My first taste of Bangalore-chaat happened on one of these walkabouts. In those days, the Bangalore version was beginning to arrive into its own, and the petromax-illumined carts of Basavanagudi were places where occult variations such as tomato-slice or masala puri rich in coconut shavings and coriander leaf were created.

College days were a time of great slowness and slothing at cultural festivals. For some reason, I seem to have spent a good part of my youth hanging around BMS College of Engineering. They had interminable festivals of their own, and they lent their venues out to various other youth-y activities. After college, another annual event took me to Basvangudi. The Institute of World Culture would sell off discarded books and magazines from their library on 1 November every year. This merited a cross-country trip that began with a quick breakfast and ended in a slow lunch lingering over the day’s finds.  

On one such expedition, driven by extreme hunger, I found at some nameless canteen the thing known as goli bajji or Mangalore bajji. This entirely paradoxical creation is light to the touch and does a gradient of crisp to soft on first bite. After I polished off a whole plate, I felt like an oil slick had overwhelmed me. I still approach these lethal brown orbs with the repulsed fascination from that first time. I order it only if there is company.

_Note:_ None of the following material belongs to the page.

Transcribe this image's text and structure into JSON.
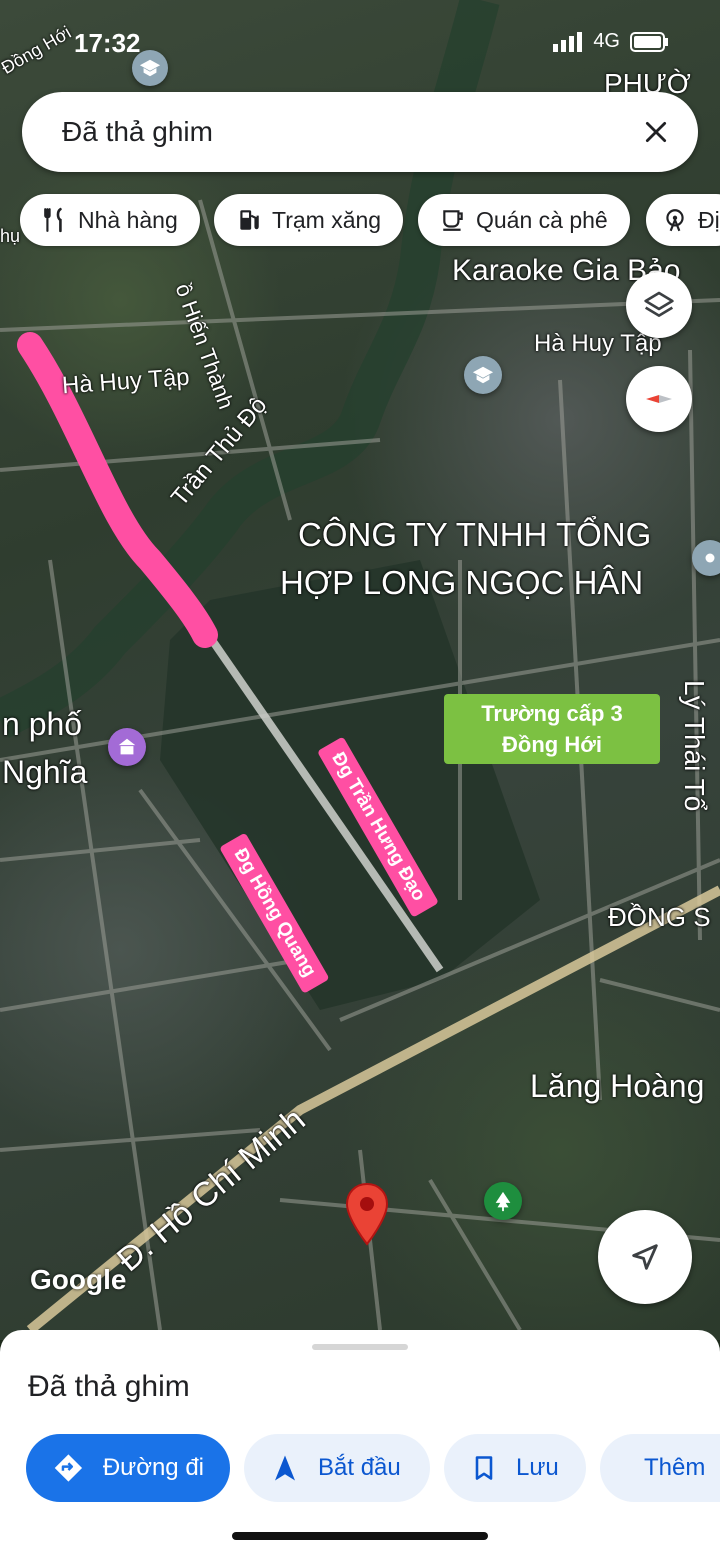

Talking of orbs, my first  glimpse of the Bangalore evening snack known as bonda soup also occurred in some similar lightning raid. This was a time when the darshinis with their steel tables and stand-up and go ethic had not yet taken over the city. Instead you had obscure restaurants with long god-names and  formica tables where you could dawdle over your plate. I once saw a little plastic tub with a dome and a kind of moat around it being ferried to another table, and was overcome by the novelty. I suspect that the bonda soup was created as a way of getting rid of extra vada batter or extra rasam from breakfast and lunch. Some part of its appeal is the presentation. There’s no real soup anywhere in the mix, just a peppery liquid, but the win is partly in the name, and partly in the sight of that submerged globe. Nobody in their right minds would order a bonda so big, but emerging from a trough it seems doable. It is also super light, in contrast with the goli bajji, and works in all weather. 

I came across Vidyarthi Bhavan, Brahmin’s Coffee Bar, and New Modern in much the same way. Through friends from college who knew of them, and had stories about them.  When I went to Vidyarthi Bhavan for the first time, it was a much simpler place. The waiters didn’t do gymnastics with plates, and we were seated immediately. I remember wondering what was the reason for the great relish with which my friends Shaktish and Bharat pronounced the name, and the awe with which they spoke of its celebrity patrons. The dosa was crisper, yes, but it was only a dosa. I dared not dissent at that moment. 

All of these joints, and perhaps even the VV Puram thindi beedhi have their origins in simplicity and no-frills, and continue to be celebrated because they represent a kind of high point in the Savarna fantasy of the city. They are living historical documents of a cautious adaptation to modern, democratic values. Nevertheless, these are locations where a certain food ethic which makes limited compromises with traditional norms was fashioned. The ethic that they enforce is a Savarna norm, and it is but a limited register of taste or cuisine. 

For me, the beautiful aberration in Basavanagudi is New Prashant Hotel. I don’t know who the old Prashant is or where he went away, but my veins begin to sing every time I make my way to the galli in Gandhi Bazaar where it is located. There’s food from the other castes: ragi mudde, and biryani/ghee rice, and chapati, and chaaps, keema, boti, thale mamsa, and what they consistently describe as ‘lever fry’. Non-veg restaurants become awful when they avoid offal, and New Prashanth makes no compromises in this regard. Cuisine must make the earth move a little bit; perhaps that is why ‘lever’ must be on the menu.